| EXERCISE DIRECTIONS |
Copy out every line from the records that includes "Espresso".

[Stored data entries]

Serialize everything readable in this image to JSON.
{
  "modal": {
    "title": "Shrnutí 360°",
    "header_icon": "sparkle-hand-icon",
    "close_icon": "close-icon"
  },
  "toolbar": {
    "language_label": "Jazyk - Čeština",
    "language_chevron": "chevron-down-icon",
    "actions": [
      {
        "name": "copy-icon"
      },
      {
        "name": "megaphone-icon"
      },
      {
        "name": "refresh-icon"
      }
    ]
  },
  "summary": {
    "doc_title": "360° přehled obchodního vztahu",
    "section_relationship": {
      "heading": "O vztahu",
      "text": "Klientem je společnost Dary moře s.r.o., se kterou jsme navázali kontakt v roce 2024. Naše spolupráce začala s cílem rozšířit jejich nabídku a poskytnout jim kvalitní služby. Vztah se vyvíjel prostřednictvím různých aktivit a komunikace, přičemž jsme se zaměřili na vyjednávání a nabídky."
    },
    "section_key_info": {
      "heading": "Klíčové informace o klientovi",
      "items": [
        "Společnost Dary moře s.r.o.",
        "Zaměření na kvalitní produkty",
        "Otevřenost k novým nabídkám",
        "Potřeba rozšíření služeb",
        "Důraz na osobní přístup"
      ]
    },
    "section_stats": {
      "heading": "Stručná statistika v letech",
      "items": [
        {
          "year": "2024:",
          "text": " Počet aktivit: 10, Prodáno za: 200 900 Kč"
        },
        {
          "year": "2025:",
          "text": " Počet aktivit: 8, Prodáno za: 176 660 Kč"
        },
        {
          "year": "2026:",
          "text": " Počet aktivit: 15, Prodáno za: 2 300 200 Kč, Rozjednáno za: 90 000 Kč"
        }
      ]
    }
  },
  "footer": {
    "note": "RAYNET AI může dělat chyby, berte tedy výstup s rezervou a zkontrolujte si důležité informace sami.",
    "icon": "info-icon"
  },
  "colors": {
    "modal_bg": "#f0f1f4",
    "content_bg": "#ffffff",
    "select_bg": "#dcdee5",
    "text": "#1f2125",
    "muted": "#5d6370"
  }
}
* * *
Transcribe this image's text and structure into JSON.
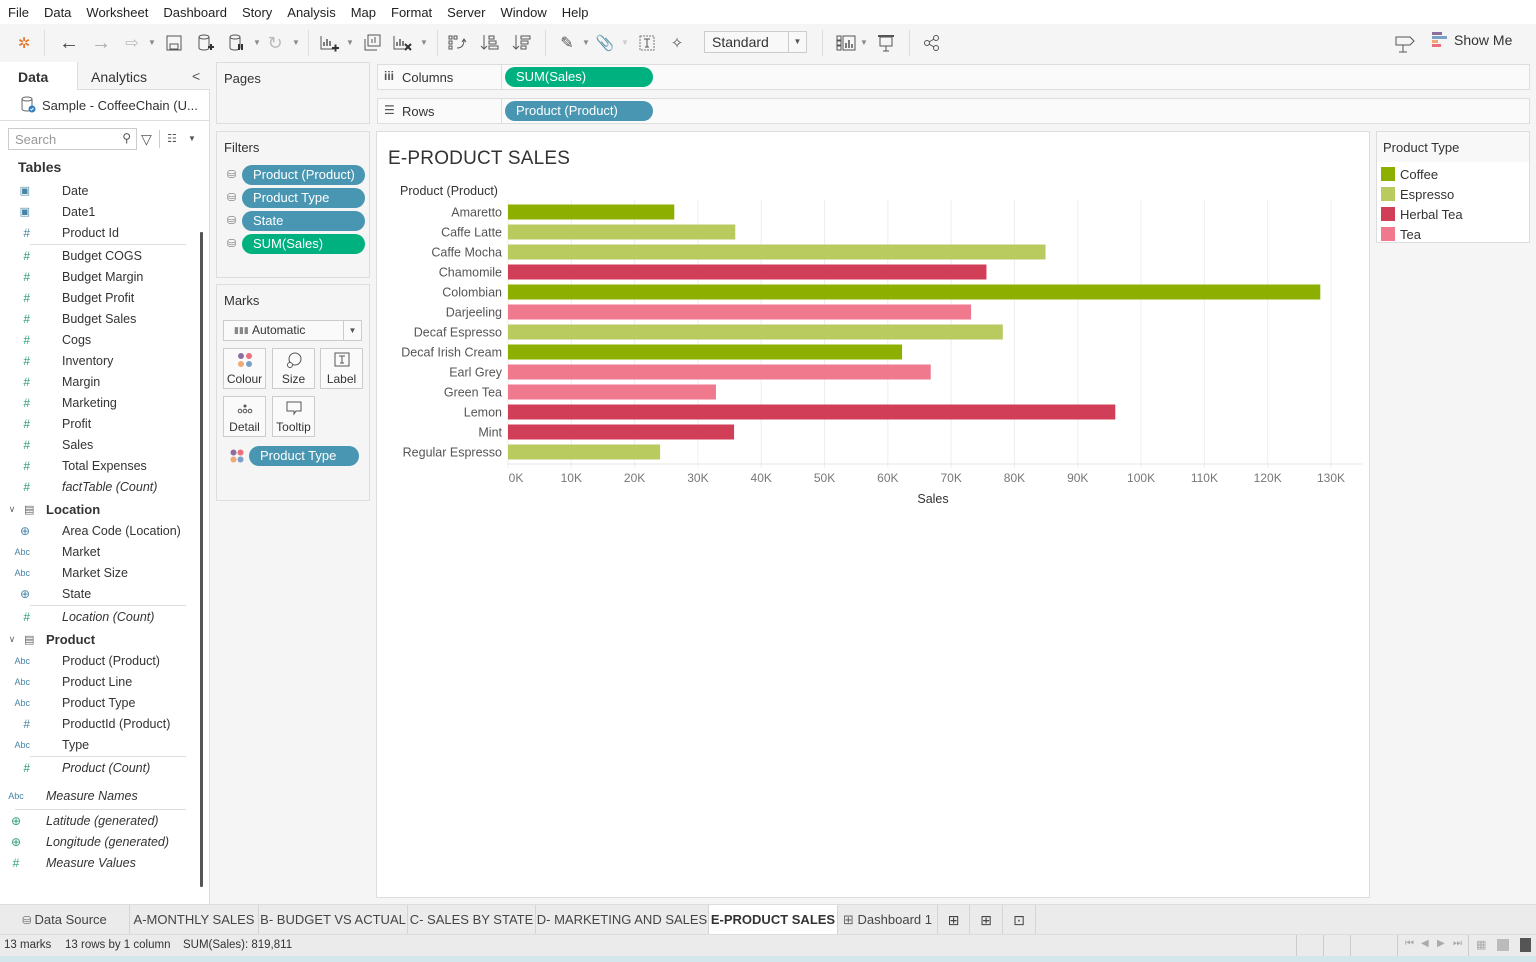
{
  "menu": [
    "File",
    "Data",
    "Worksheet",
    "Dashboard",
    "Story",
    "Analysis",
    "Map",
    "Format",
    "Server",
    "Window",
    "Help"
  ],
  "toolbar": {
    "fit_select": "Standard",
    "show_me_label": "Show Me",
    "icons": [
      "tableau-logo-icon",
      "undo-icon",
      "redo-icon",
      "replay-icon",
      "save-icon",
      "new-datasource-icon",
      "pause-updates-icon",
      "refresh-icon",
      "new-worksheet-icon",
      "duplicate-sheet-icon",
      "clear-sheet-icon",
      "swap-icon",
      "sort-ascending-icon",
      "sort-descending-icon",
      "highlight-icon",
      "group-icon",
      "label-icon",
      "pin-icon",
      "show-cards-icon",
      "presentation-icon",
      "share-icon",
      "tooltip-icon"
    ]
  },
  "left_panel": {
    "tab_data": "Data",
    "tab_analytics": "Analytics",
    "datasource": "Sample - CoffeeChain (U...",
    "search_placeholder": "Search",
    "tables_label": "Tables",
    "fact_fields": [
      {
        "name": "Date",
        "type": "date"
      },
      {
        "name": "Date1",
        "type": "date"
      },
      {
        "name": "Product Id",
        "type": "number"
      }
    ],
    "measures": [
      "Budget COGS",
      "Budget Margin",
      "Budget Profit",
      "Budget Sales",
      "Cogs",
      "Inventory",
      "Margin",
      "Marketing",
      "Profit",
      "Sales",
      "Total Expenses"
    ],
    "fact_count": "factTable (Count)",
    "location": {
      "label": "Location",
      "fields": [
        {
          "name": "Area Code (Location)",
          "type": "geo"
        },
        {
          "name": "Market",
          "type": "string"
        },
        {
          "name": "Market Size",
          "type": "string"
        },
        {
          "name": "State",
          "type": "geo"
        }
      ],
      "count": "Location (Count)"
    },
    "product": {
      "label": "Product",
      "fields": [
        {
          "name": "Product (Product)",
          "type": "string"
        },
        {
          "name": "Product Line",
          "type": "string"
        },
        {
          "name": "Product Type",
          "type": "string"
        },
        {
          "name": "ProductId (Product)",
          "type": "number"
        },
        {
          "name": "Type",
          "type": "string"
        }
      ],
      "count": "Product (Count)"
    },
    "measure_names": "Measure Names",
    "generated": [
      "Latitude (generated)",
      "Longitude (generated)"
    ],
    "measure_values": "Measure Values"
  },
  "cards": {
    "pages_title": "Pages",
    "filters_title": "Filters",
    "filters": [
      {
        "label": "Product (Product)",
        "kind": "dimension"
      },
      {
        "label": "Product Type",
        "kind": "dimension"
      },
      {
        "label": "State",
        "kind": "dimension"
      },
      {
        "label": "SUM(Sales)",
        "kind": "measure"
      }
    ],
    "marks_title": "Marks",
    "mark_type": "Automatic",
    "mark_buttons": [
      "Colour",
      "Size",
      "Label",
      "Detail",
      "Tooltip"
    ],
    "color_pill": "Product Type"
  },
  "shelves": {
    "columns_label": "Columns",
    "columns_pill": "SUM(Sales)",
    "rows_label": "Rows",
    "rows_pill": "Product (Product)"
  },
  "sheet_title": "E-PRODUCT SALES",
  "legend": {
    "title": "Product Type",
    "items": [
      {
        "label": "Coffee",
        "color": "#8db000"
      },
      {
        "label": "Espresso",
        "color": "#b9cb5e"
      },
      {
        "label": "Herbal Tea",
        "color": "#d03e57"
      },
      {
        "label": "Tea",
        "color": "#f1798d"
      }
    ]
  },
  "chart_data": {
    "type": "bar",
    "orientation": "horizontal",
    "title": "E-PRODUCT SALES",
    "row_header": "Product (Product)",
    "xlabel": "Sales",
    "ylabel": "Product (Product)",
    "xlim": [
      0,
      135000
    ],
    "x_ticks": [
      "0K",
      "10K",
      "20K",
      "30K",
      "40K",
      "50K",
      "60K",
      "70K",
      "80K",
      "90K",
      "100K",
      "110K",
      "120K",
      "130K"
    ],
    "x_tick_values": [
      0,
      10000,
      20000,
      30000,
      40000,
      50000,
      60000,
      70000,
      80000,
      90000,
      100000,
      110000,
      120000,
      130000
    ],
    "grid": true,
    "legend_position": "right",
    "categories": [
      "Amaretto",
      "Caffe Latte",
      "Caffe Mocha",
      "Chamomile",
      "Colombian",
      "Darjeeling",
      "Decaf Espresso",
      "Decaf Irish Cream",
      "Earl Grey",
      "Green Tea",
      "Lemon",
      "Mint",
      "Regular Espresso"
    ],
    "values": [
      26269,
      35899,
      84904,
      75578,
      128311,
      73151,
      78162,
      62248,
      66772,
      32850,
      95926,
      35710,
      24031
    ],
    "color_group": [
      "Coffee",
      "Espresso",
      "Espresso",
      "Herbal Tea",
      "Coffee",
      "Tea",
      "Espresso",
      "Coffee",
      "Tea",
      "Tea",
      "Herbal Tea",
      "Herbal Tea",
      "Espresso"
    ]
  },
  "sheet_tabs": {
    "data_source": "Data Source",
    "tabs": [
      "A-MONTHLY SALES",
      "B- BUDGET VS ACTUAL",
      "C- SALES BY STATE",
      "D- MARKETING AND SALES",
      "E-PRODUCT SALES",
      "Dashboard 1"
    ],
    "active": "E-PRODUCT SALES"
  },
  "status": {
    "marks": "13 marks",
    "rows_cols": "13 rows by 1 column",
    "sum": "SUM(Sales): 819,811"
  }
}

| THE COMPLETED TASK |
        "label": "Espresso",
      "Decaf Espresso",
      "Regular Espresso"
      "Espresso",
      "Espresso",
      "Espresso",
      "Espresso"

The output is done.